- I am only talking from personal experience I have done no formal study in this area.
- My actions online might be completely different to yours and I’m not saying I’m right (in fact I’m probably wrong).
- I do find the internet incredibly useful and I am not anti-internet nor am I saying you shouldn’t use it.
Over the past two or three years I have begun to realise how powerful the internet is and all the information it contains. I have also become (in my opinion) faster at using various techniques to find the information that I need. I am indeed a ‘lover of learning’ as my tagline says and so someone flicking through my search history would find questions about many things such as “How is Charles II related to the Tudors?” or “How do waves work?” to name a select few.

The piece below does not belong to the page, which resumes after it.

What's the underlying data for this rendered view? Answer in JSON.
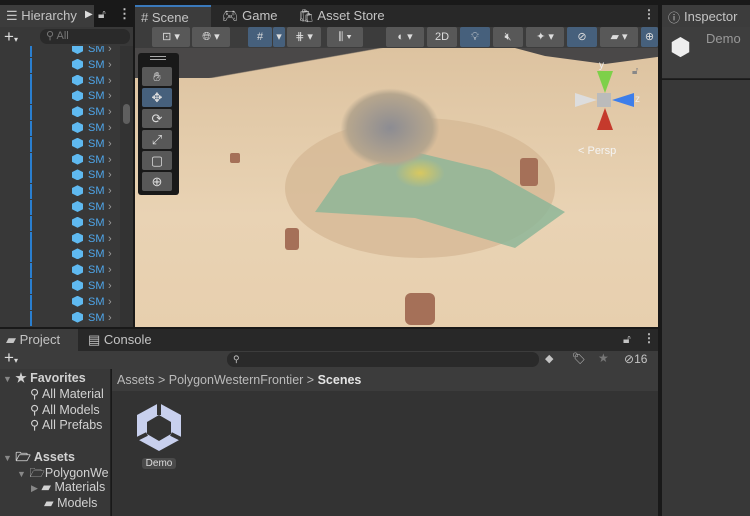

But this thirst for information and its ease of accessibility can lead to a sense of entitlement regarding information.
I was reflecting several months ago on how quickly I can access the age and birthday of the queen or my latest favourite personality. Yet at the same time it is not so easy to find the birthday of my family and friends (for the ones I occasionally forget . . .). Yet what gives me the right to know everything about these famous people? Some might say that because they’re famous it’s okay knowing some things about them such as their age and birthday. But not everyone has a choice of becoming famous. Most royals are born into a family and they have little to no say in the information which is shared simply because of who their parents are.
It’s generally seen as a big no-no to know the birthdays, ages and children of people who aren’t your friends but when that person is a celebrity, those rules seem to be thrown out the window. Every second person seems impatient to find the latest detail about their favourite celebrity. Yet celebrities are still people who still should have a right to some privacy.
Maybe next time before you run a search think about why you’re doing it. Do I really need to know the [insert topic here] of [insert person here]? Maybe you’ll find ‘Yes, I do.’ Or maybe you might think ‘No, I don’t. They’re a person like me and I can give them a little bit of privacy.’
Maybe I’ve been too over the top in what I’ve said and if that’s your opinion then, for you, I probably have. But for me, writing this article has made me wonder whether I can decrease my search history by giving some people privacy and not searching for information about their lives which is irrelevant to my life.